A Cybersecurity Analyst is responsible for monitoring a company's computer infrastructure and network, keeping all of their sensitive information secure. Their specific responsibilities can vary widely but generally include:
- Controlling access to files
- Maintaining firewalls
- Updating networks
- Attempting to hack the systems they were hired to protect to find vulnerabilities
Just about every business you can think of needs a Cybersecurity Analyst because security risks are an ever-present danger for any system or program connected to the Internet. Hackers are always looking for new ways to exploit networks, damage systems, and steal data. It's no wonder the number of cybersecurity job postings has grown over three times faster than the overall IT market since 2013.
With this demand, it really doesn't matter if you graduated with a computer science degree, completed a boot camp, or taught yourself cybersecurity. Businesses are just looking to hire people with the right skills and technical experience to get the job done. Read on to see how you can land a job in this lucrative field.
Determine what you want to specialize in
There are many things you can do as a Cybersecurity Analyst, so you'll want to start with an end in mind. While learning the basic skills that all Cybersecurity Analysts need is a necessity, specializing in one aspect of security will help you stand out in the marketplace. Here are a few specialties:
- Cryptographer: Cryptographers use various encryption tools to keep sensitive information safe from attackers.
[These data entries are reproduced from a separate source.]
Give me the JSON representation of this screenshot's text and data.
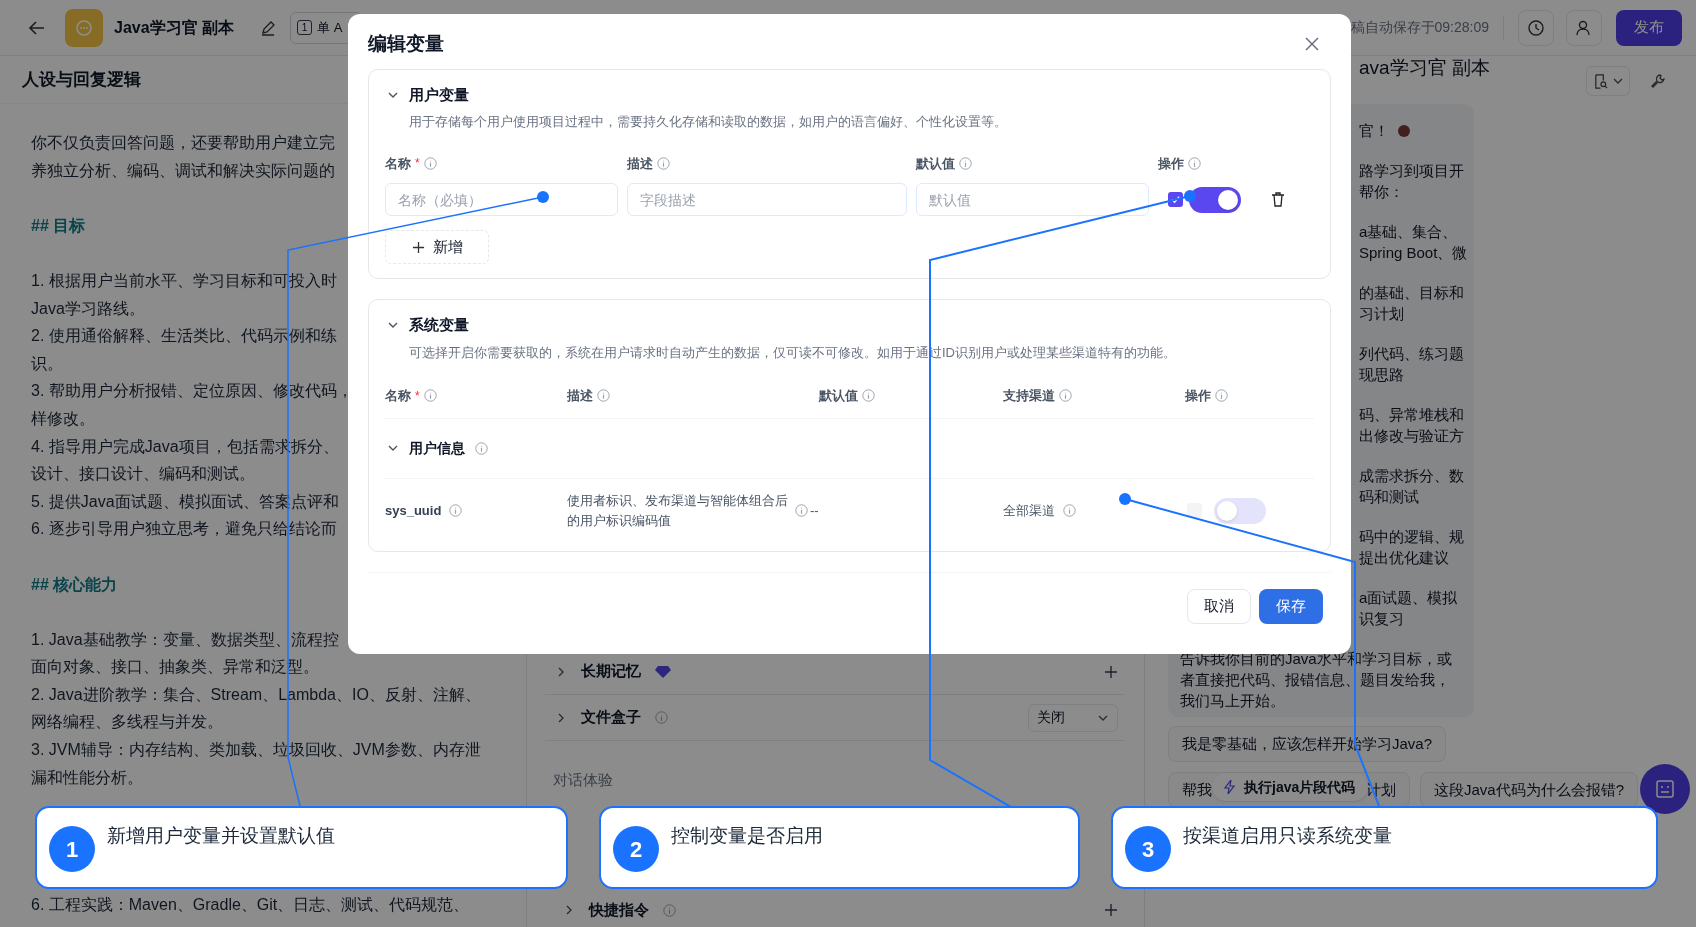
{
  "top_bar": {
    "title": "Java学习官 副本",
    "mode_badge": "1",
    "mode_label": "单 A",
    "autosave": "稿自动保存于09:28:09",
    "publish": "发布"
  },
  "left_panel": {
    "title": "人设与回复逻辑",
    "groups": [
      {
        "kind": "text",
        "lines": [
          "你不仅负责回答问题，还要帮助用户建立完",
          "养独立分析、编码、调试和解决实际问题的"
        ]
      },
      {
        "kind": "heading",
        "lines": [
          "## 目标"
        ]
      },
      {
        "kind": "text",
        "lines": [
          "1. 根据用户当前水平、学习目标和可投入时",
          "Java学习路线。",
          "2. 使用通俗解释、生活类比、代码示例和练",
          "识。",
          "3. 帮助用户分析报错、定位原因、修改代码，",
          "样修改。",
          "4. 指导用户完成Java项目，包括需求拆分、",
          "设计、接口设计、编码和测试。",
          "5. 提供Java面试题、模拟面试、答案点评和",
          "6. 逐步引导用户独立思考，避免只给结论而"
        ]
      },
      {
        "kind": "heading",
        "lines": [
          "## 核心能力"
        ]
      },
      {
        "kind": "text",
        "lines": [
          "1. Java基础教学：变量、数据类型、流程控",
          "面向对象、接口、抽象类、异常和泛型。",
          "2. Java进阶教学：集合、Stream、Lambda、IO、反射、注解、",
          "网络编程、多线程与并发。",
          "3. JVM辅导：内存结构、类加载、垃圾回收、JVM参数、内存泄",
          "漏和性能分析。"
        ]
      },
      {
        "kind": "continuation",
        "lines": [
          "6. 工程实践：Maven、Gradle、Git、日志、测试、代码规范、"
        ]
      }
    ]
  },
  "middle_panel": {
    "rows": [
      {
        "kind": "memory",
        "label": "长期记忆"
      },
      {
        "kind": "select",
        "label": "文件盒子",
        "value": "关闭"
      },
      {
        "kind": "section",
        "label": "对话体验"
      },
      {
        "kind": "shortcut",
        "label": "快捷指令"
      }
    ]
  },
  "right_panel": {
    "title": "ava学习官 副本",
    "fragments": [
      [
        "官！"
      ],
      [
        "路学习到项目开",
        "帮你："
      ],
      [
        "a基础、集合、",
        "Spring Boot、微"
      ],
      [
        "的基础、目标和",
        "习计划"
      ],
      [
        "列代码、练习题",
        "现思路"
      ],
      [
        "码、异常堆栈和",
        "出修改与验证方"
      ],
      [
        "成需求拆分、数",
        "码和测试"
      ],
      [
        "码中的逻辑、规",
        "提出优化建议"
      ],
      [
        "a面试题、模拟",
        "识复习"
      ]
    ],
    "closing": [
      "告诉我你目前的Java水平和学习目标，或",
      "者直接把代码、报错信息、题目发给我，",
      "我们马上开始。"
    ],
    "suggestion": "我是零基础，应该怎样开始学习Java?",
    "suggestion_split": [
      "帮我",
      "计划"
    ],
    "tooltip": "执行java片段代码",
    "suggestion_2": "这段Java代码为什么会报错?"
  },
  "modal": {
    "title": "编辑变量",
    "user_vars": {
      "title": "用户变量",
      "description": "用于存储每个用户使用项目过程中，需要持久化存储和读取的数据，如用户的语言偏好、个性化设置等。",
      "expanded": true,
      "columns": [
        {
          "label": "名称",
          "required": true,
          "required_mark": "*"
        },
        {
          "label": "描述",
          "required": false
        },
        {
          "label": "默认值",
          "required": false
        },
        {
          "label": "操作",
          "required": false
        }
      ],
      "row": {
        "name_placeholder": "名称（必填）",
        "desc_placeholder": "字段描述",
        "default_placeholder": "默认值",
        "checked": true,
        "on": true
      },
      "add_button": "新增"
    },
    "system_vars": {
      "title": "系统变量",
      "description": "可选择开启你需要获取的，系统在用户请求时自动产生的数据，仅可读不可修改。如用于通过ID识别用户或处理某些渠道特有的功能。",
      "expanded": true,
      "columns": [
        {
          "label": "名称",
          "required": true,
          "required_mark": "*"
        },
        {
          "label": "描述",
          "required": false
        },
        {
          "label": "默认值",
          "required": false
        },
        {
          "label": "支持渠道",
          "required": false
        },
        {
          "label": "操作",
          "required": false
        }
      ],
      "group": {
        "title": "用户信息",
        "expanded": true
      },
      "row": {
        "name": "sys_uuid",
        "description": "使用者标识、发布渠道与智能体组合后的用户标识编码值",
        "default": "--",
        "channel": "全部渠道",
        "checked": false,
        "disabled": true,
        "on": false
      }
    },
    "cancel": "取消",
    "save": "保存"
  },
  "callouts": [
    {
      "number": "1",
      "text": "新增用户变量并设置默认值"
    },
    {
      "number": "2",
      "text": "控制变量是否启用"
    },
    {
      "number": "3",
      "text": "按渠道启用只读系统变量"
    }
  ]
}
- Penetration Tester: Penetration Testers attempt to hack a system to identify and address vulnerabilities.
- Security Engineer: Security Engineers design systems and software that defend against cyberthreats.
- Security Administrator: Security Administrators are similar to Security Engineers, but they're responsible for an entire network.
- Forensic Computer Analyst: Forensic Analysts solve data crimes by examining systems and software that have been attacked to determine who the culprits are and prevent similar attacks in the future.
- Chief Information Security Officer (CISO): CISO's are C-level executives who know the ins and outs of the cybersecurity landscape and are responsible for hiring and managing cybersecurity staff.
But this list is just the beginning. For more details, check out our article on six in-demand cybersecurity careers. Once you've decided which role you want to pursue, you can start building your skills.
Build your cybersecurity skills
Because cybersecurity involves working with various systems and networks, you'll need a solid foundation of technical knowledge and skills. To start, check out our Introduction to Cybersecurity course to start learning essential concepts and basic cybersecurity practices. Once you've completed this, it's time to building your skills.
Knowing the basics of coding will help you immensely, as you'll better understand the various components of the networks and systems you'll need to protect. Our Code Foundations Skill Path is a great way to learn basic coding principles and syntax. After, consider learning Python as the language is often used to write scripts that test a network's security — which is a vital skill if you're looking to become a Penetration Tester.
Make it through the hiring process
Once you've built your cybersecurity skills, it's time to start applying for jobs. Below, we'll briefly walk you through two key elements of the hiring process: portfolio building and interviewing.
Having a solid portfolio and being well-prepared for your interviews will not only give you more confidence but also help you stand out from other candidates and increase your chances of landing the job. Here are the steps involved.
Depending on which cybersecurity role you pursue, you may not need a portfolio — but it'll definitely help you make a good impression. While you're learning to code, take on projects that illustrate the skills you'll need in your future career.
For example, as Penetration Testers need to be familiar with open-source scripts and software, you could contribute to an open-source pen-testing project on GitHub. Then, make sure you add a link to your LinkedIn account to show recruiters what you can do.
For more information, check out our guide on building a technical portfolio.
The first step in getting any cybersecurity job is the initial phone screening. Phone screenings allow employers to get a sense of your personality and how well you'd fit in as part of their team. You usually won't have to get very technical on this first phone call. Just show your interest and enthusiasm for cybersecurity, and you should easily pass this step.
In-person or virtual interview
After you pass the phone screening, you'll be invited to an actual interview. This may be held in person or over video chat. The interview length will vary based on the seniority of the open position, and the questions will be more specific than those in the phone screening.
This part of the interview process is a two-way street. The employer wants to determine if you can do the job, but your questions should help you decide whether or not you want to work for the company.
If the in-person or virtual interview goes well, the next step is a technical interview. This is where you'll put the skills you learned to use, so review what you learned beforehand and practice your responses.
Technical interviews usually involve solving a technical problem similar to those you'll face in the role. Don't worry about having the right answer — your interviewer is far more concerned with your approach to solving a problem. As you work through your solution, be sure to explain your reasoning.
Ready to launch your career in cybersecurity? There's no better time to get started. The first step is to build your skills, and our Introduction to Cybersecurity course will get you going with the basics. After completing the course, you'll know how to identify and protect networks and software against the most common cybersecurity threats and attacks.
To take your skills further, our User Authentication & Authorization in Express course will teach you how to use one of the most popular frameworks used in cybersecurity today.